Available records:
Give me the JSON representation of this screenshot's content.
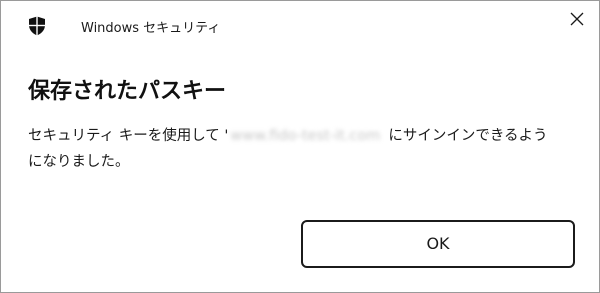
{
  "titlebar": {
    "app_name": "Windows セキュリティ",
    "icon": "shield-icon",
    "close_icon": "close-icon"
  },
  "dialog": {
    "heading": "保存されたパスキー",
    "message_prefix": "セキュリティ キーを使用して '",
    "message_site": "www.fido-test-it.com",
    "message_suffix_line1": "にサインインできるよう",
    "message_suffix_line2": "になりました。"
  },
  "buttons": {
    "ok_label": "OK"
  },
  "colors": {
    "border": "#9a9a9a",
    "button_border": "#1b1b1b",
    "text": "#1a1a1a"
  }
}
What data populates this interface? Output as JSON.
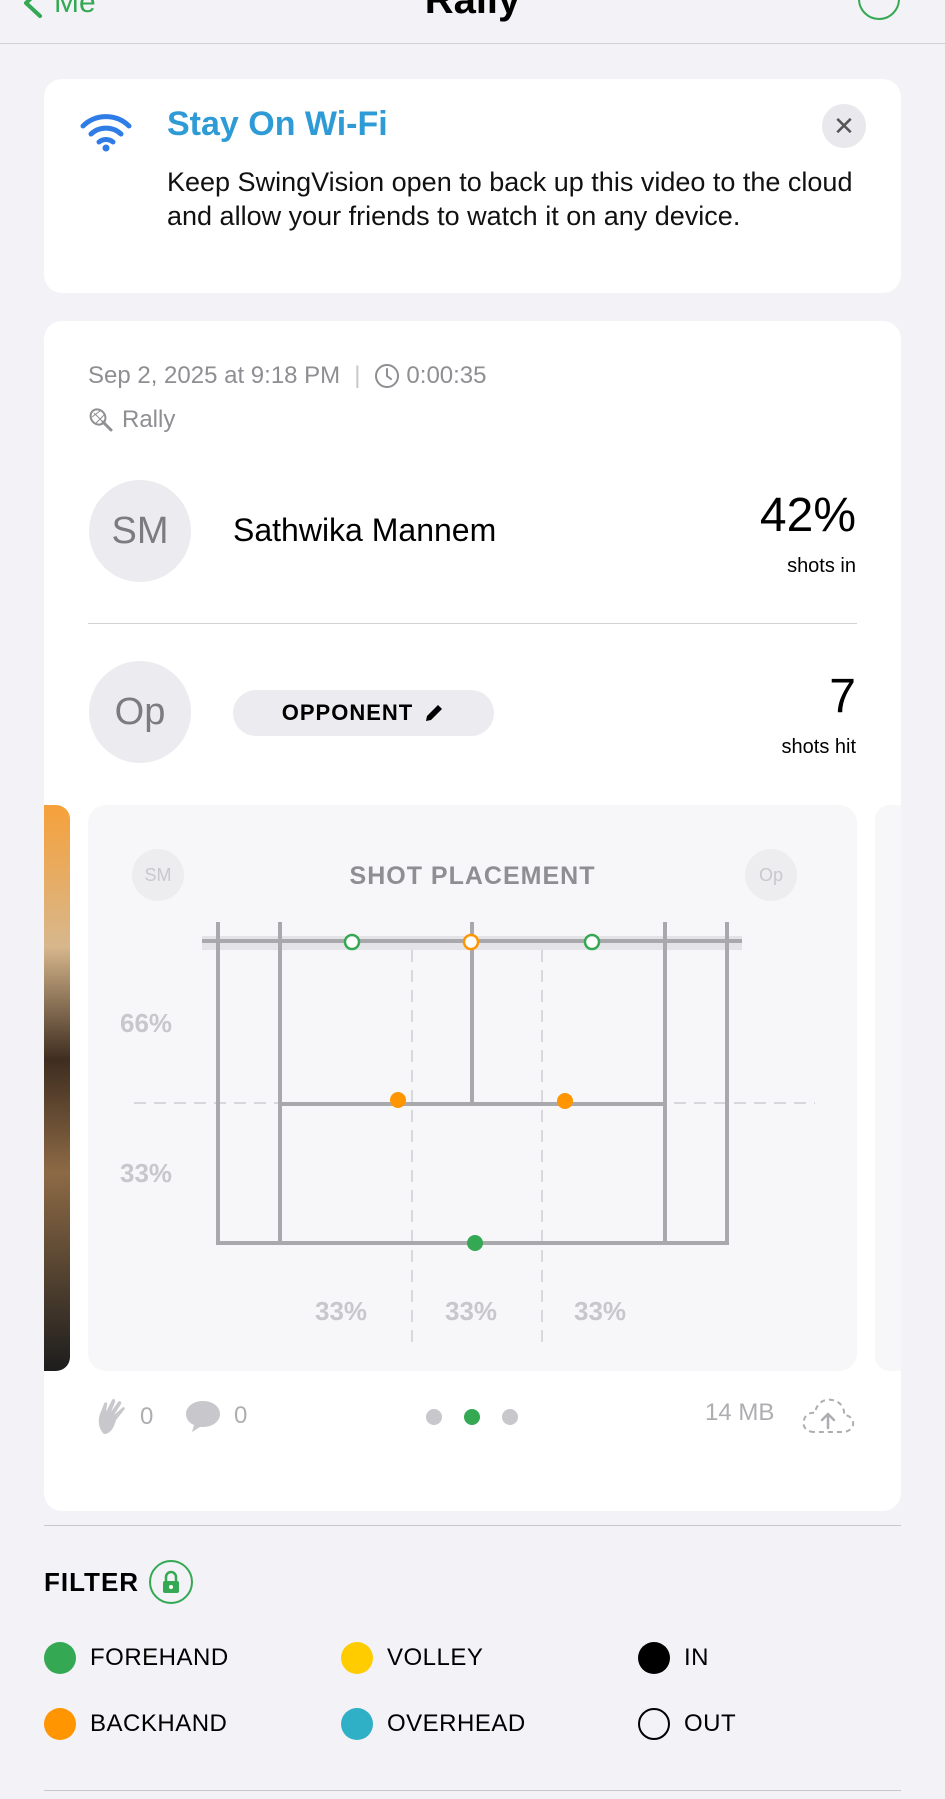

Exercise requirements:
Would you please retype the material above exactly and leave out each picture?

Solution:
Give me the JSON representation of this screenshot's content.
{
  "titlebar": {
    "app_name": "Windows セキュリティ",
    "icon": "shield-icon",
    "close_icon": "close-icon"
  },
  "dialog": {
    "heading": "保存されたパスキー",
    "message_prefix": "セキュリティ キーを使用して '",
    "message_site": "www.fido-test-it.com",
    "message_suffix_line1": "にサインインできるよう",
    "message_suffix_line2": "になりました。"
  },
  "buttons": {
    "ok_label": "OK"
  },
  "colors": {
    "border": "#9a9a9a",
    "button_border": "#1b1b1b",
    "text": "#1a1a1a"
  }
}
What data populates this interface? Output as JSON.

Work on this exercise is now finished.